Material provided
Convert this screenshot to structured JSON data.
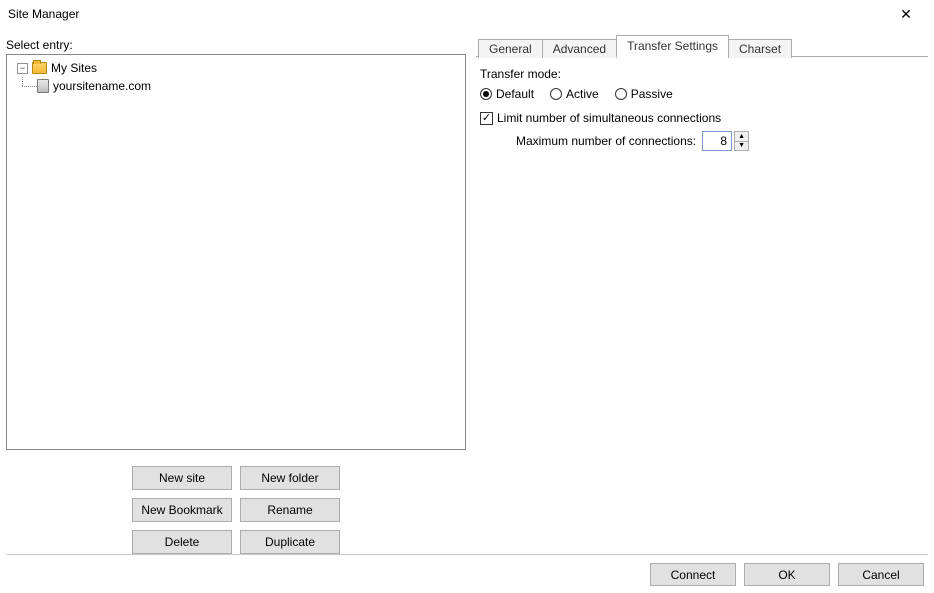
{
  "window": {
    "title": "Site Manager"
  },
  "left": {
    "select_entry_label": "Select entry:",
    "tree": {
      "root_label": "My Sites",
      "site_label": "yoursitename.com"
    },
    "buttons": {
      "new_site": "New site",
      "new_folder": "New folder",
      "new_bookmark": "New Bookmark",
      "rename": "Rename",
      "delete": "Delete",
      "duplicate": "Duplicate"
    }
  },
  "tabs": {
    "general": "General",
    "advanced": "Advanced",
    "transfer": "Transfer Settings",
    "charset": "Charset"
  },
  "transfer": {
    "mode_label": "Transfer mode:",
    "radios": {
      "default": "Default",
      "active": "Active",
      "passive": "Passive"
    },
    "selected_mode": "default",
    "limit_label": "Limit number of simultaneous connections",
    "limit_checked": true,
    "max_label": "Maximum number of connections:",
    "max_value": "8"
  },
  "footer": {
    "connect": "Connect",
    "ok": "OK",
    "cancel": "Cancel"
  }
}
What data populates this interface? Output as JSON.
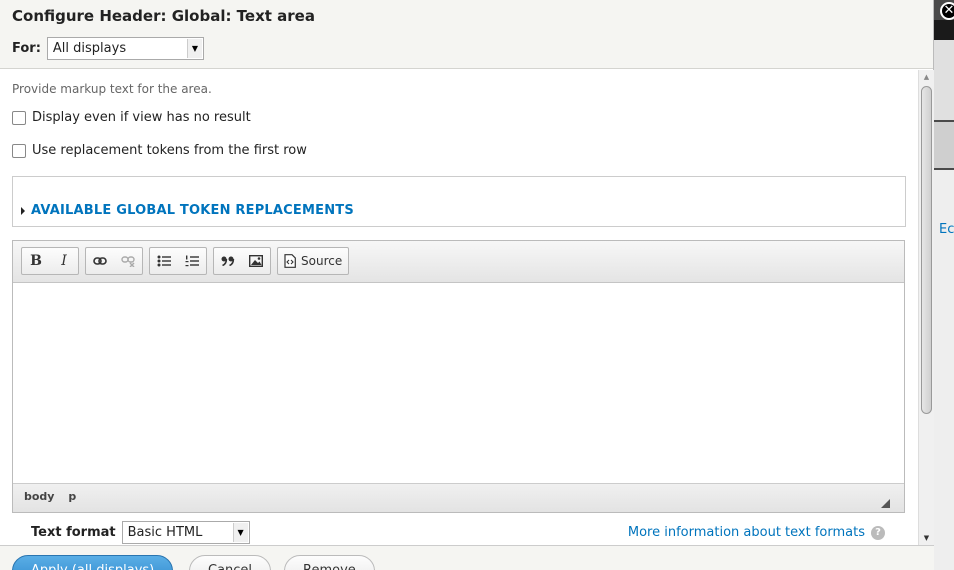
{
  "dialog": {
    "title": "Configure Header: Global: Text area",
    "for_label": "For:",
    "for_value": "All displays"
  },
  "form": {
    "description": "Provide markup text for the area.",
    "checkbox_empty": "Display even if view has no result",
    "checkbox_tokens": "Use replacement tokens from the first row",
    "token_details": "AVAILABLE GLOBAL TOKEN REPLACEMENTS"
  },
  "editor": {
    "toolbar": {
      "bold": "B",
      "italic": "I",
      "source_label": "Source"
    },
    "path": [
      "body",
      "p"
    ]
  },
  "text_format": {
    "label": "Text format",
    "value": "Basic HTML",
    "help_link": "More information about text formats",
    "help_icon": "?"
  },
  "buttons": {
    "apply": "Apply (all displays)",
    "cancel": "Cancel",
    "remove": "Remove"
  },
  "backdrop": {
    "link_fragment": "Ec"
  },
  "close_label": "✕"
}
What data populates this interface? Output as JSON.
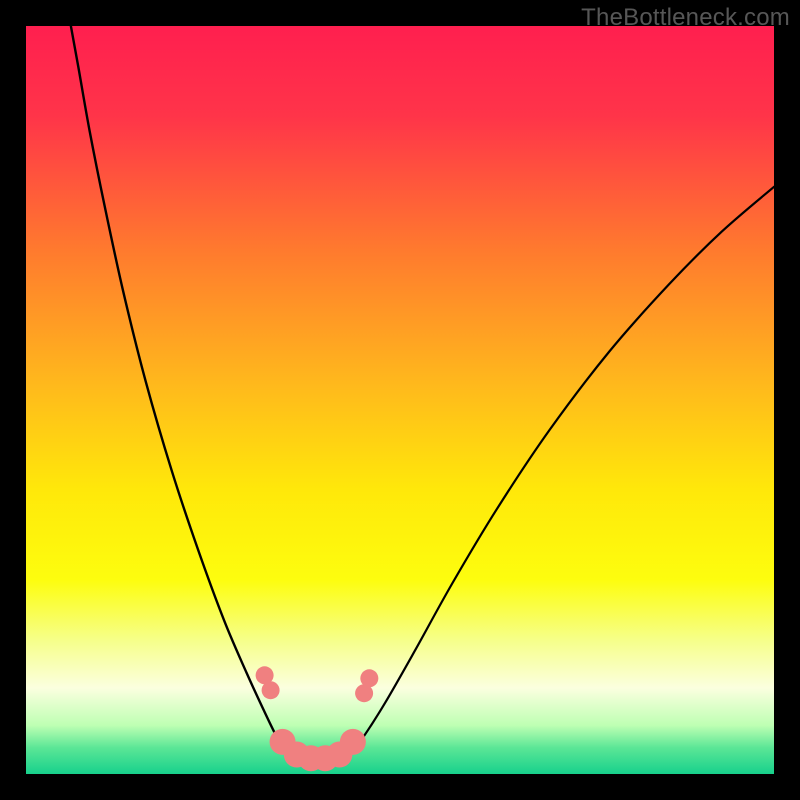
{
  "watermark": "TheBottleneck.com",
  "chart_data": {
    "type": "line",
    "title": "",
    "xlabel": "",
    "ylabel": "",
    "xlim": [
      0,
      100
    ],
    "ylim": [
      0,
      100
    ],
    "grid": false,
    "legend": false,
    "background_gradient": {
      "stops": [
        {
          "offset": 0.0,
          "color": "#ff1f4f"
        },
        {
          "offset": 0.12,
          "color": "#ff3449"
        },
        {
          "offset": 0.3,
          "color": "#ff7a2e"
        },
        {
          "offset": 0.48,
          "color": "#ffb91c"
        },
        {
          "offset": 0.62,
          "color": "#ffe80a"
        },
        {
          "offset": 0.74,
          "color": "#fdfd0e"
        },
        {
          "offset": 0.82,
          "color": "#f6ff88"
        },
        {
          "offset": 0.885,
          "color": "#fbffdf"
        },
        {
          "offset": 0.935,
          "color": "#beffb3"
        },
        {
          "offset": 0.965,
          "color": "#5be696"
        },
        {
          "offset": 1.0,
          "color": "#17d18c"
        }
      ]
    },
    "series": [
      {
        "name": "left-curve",
        "stroke": "#000000",
        "stroke_width": 2.4,
        "points": [
          {
            "x": 6.0,
            "y": 100.0
          },
          {
            "x": 7.0,
            "y": 94.5
          },
          {
            "x": 8.5,
            "y": 86.0
          },
          {
            "x": 10.5,
            "y": 76.0
          },
          {
            "x": 13.0,
            "y": 64.5
          },
          {
            "x": 16.0,
            "y": 52.5
          },
          {
            "x": 19.5,
            "y": 40.5
          },
          {
            "x": 23.0,
            "y": 30.0
          },
          {
            "x": 26.5,
            "y": 20.5
          },
          {
            "x": 29.5,
            "y": 13.5
          },
          {
            "x": 31.8,
            "y": 8.5
          },
          {
            "x": 33.5,
            "y": 5.0
          },
          {
            "x": 35.0,
            "y": 2.4
          },
          {
            "x": 36.0,
            "y": 1.3
          }
        ]
      },
      {
        "name": "right-curve",
        "stroke": "#000000",
        "stroke_width": 2.2,
        "points": [
          {
            "x": 42.0,
            "y": 1.3
          },
          {
            "x": 43.0,
            "y": 2.2
          },
          {
            "x": 45.0,
            "y": 4.8
          },
          {
            "x": 48.0,
            "y": 9.5
          },
          {
            "x": 52.0,
            "y": 16.5
          },
          {
            "x": 57.0,
            "y": 25.5
          },
          {
            "x": 63.0,
            "y": 35.5
          },
          {
            "x": 70.0,
            "y": 46.0
          },
          {
            "x": 78.0,
            "y": 56.5
          },
          {
            "x": 86.0,
            "y": 65.5
          },
          {
            "x": 93.0,
            "y": 72.5
          },
          {
            "x": 100.0,
            "y": 78.5
          }
        ]
      }
    ],
    "marker_cluster": {
      "name": "bottom-markers",
      "fill": "#f08080",
      "radius_main": 13,
      "radius_end": 9,
      "points": [
        {
          "x": 31.9,
          "y": 13.2,
          "r": 9
        },
        {
          "x": 32.7,
          "y": 11.2,
          "r": 9
        },
        {
          "x": 34.3,
          "y": 4.3,
          "r": 13
        },
        {
          "x": 36.2,
          "y": 2.6,
          "r": 13
        },
        {
          "x": 38.1,
          "y": 2.1,
          "r": 13
        },
        {
          "x": 40.0,
          "y": 2.1,
          "r": 13
        },
        {
          "x": 41.9,
          "y": 2.6,
          "r": 13
        },
        {
          "x": 43.7,
          "y": 4.3,
          "r": 13
        },
        {
          "x": 45.2,
          "y": 10.8,
          "r": 9
        },
        {
          "x": 45.9,
          "y": 12.8,
          "r": 9
        }
      ]
    }
  }
}
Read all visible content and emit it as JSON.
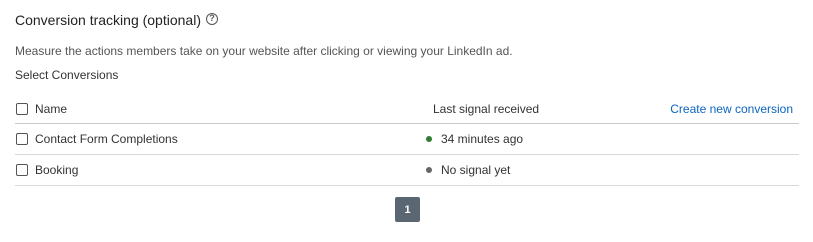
{
  "section": {
    "title": "Conversion tracking (optional)",
    "help_icon": "question-circle-icon",
    "description": "Measure the actions members take on your website after clicking or viewing your LinkedIn ad.",
    "select_label": "Select Conversions"
  },
  "table": {
    "columns": {
      "name": "Name",
      "last_signal": "Last signal received"
    },
    "create_link": "Create new conversion",
    "rows": [
      {
        "name": "Contact Form Completions",
        "signal": "34 minutes ago",
        "status_color": "#2e7d32"
      },
      {
        "name": "Booking",
        "signal": "No signal yet",
        "status_color": "#666666"
      }
    ]
  },
  "pagination": {
    "current_page": "1",
    "button_color": "#5a6773"
  },
  "colors": {
    "link": "#0a66c2",
    "active_dot": "#2e7d32",
    "inactive_dot": "#666666"
  }
}
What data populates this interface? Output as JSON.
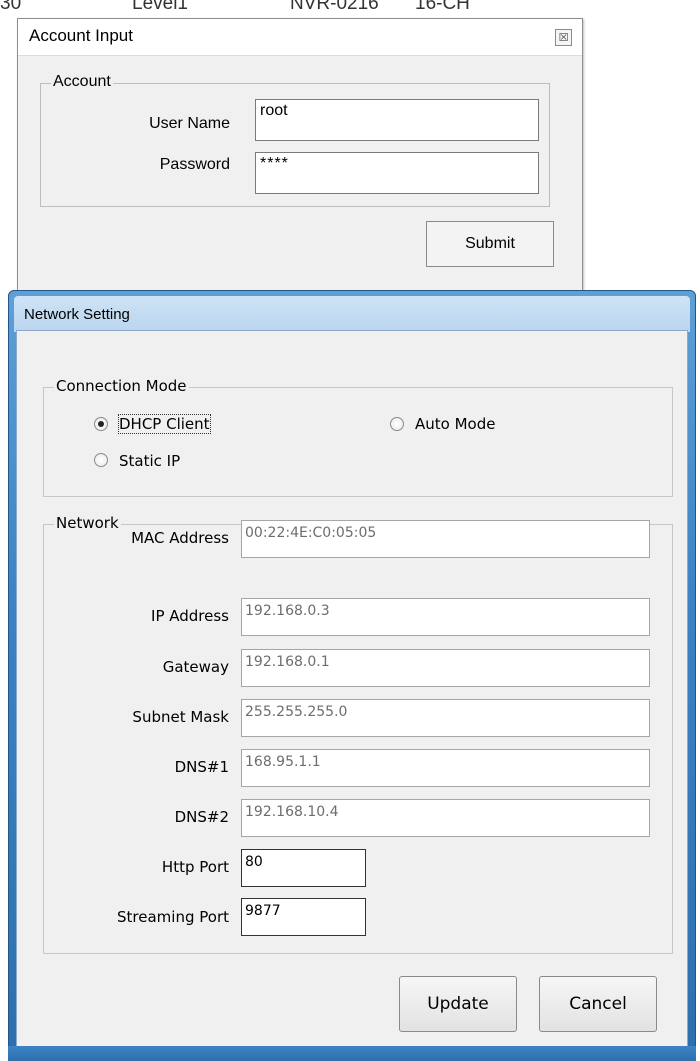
{
  "background_window": {
    "fragments": [
      "30",
      "Level1",
      "NVR-0216",
      "16-CH"
    ]
  },
  "account_dialog": {
    "title": "Account Input",
    "close_glyph": "☒",
    "group_label": "Account",
    "username_label": "User Name",
    "username_value": "root",
    "password_label": "Password",
    "password_value": "****",
    "submit_label": "Submit"
  },
  "network_dialog": {
    "title": "Network Setting",
    "connection_mode": {
      "label": "Connection Mode",
      "options": [
        {
          "label": "DHCP Client",
          "selected": true
        },
        {
          "label": "Auto Mode",
          "selected": false
        },
        {
          "label": "Static IP",
          "selected": false
        }
      ]
    },
    "network": {
      "label": "Network",
      "fields": [
        {
          "label": "MAC Address",
          "value": "00:22:4E:C0:05:05"
        },
        {
          "label": "IP Address",
          "value": "192.168.0.3"
        },
        {
          "label": "Gateway",
          "value": "192.168.0.1"
        },
        {
          "label": "Subnet Mask",
          "value": "255.255.255.0"
        },
        {
          "label": "DNS#1",
          "value": "168.95.1.1"
        },
        {
          "label": "DNS#2",
          "value": "192.168.10.4"
        },
        {
          "label": "Http Port",
          "value": "80"
        },
        {
          "label": "Streaming Port",
          "value": "9877"
        }
      ]
    },
    "update_label": "Update",
    "cancel_label": "Cancel"
  }
}
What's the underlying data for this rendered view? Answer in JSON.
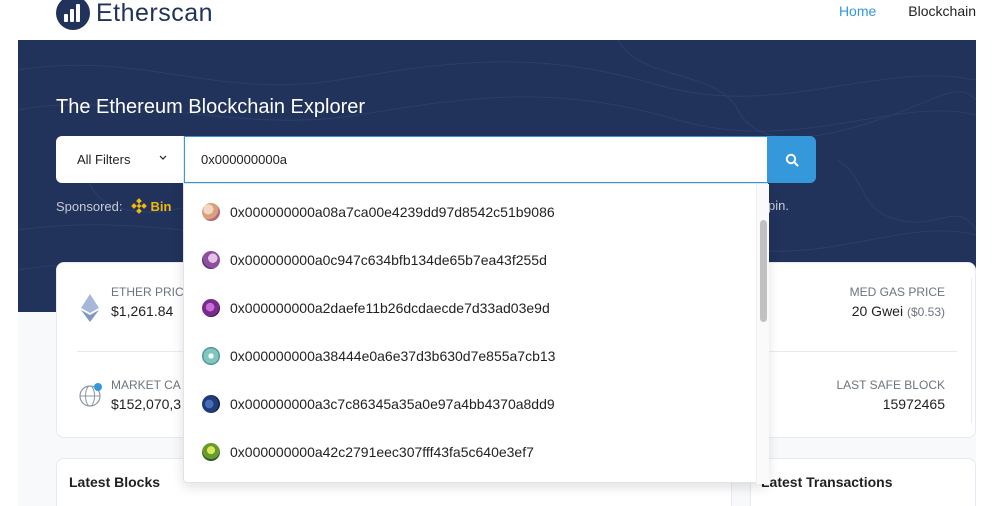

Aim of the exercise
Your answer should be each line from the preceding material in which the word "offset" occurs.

Result of this task
          "offset": 0.0,
          "offset": 0.12,
          "offset": 0.3,
          "offset": 0.48,
          "offset": 0.62,
          "offset": 0.74,
          "offset": 0.82,
          "offset": 0.885,
          "offset": 0.935,
          "offset": 0.965,
          "offset": 1.0,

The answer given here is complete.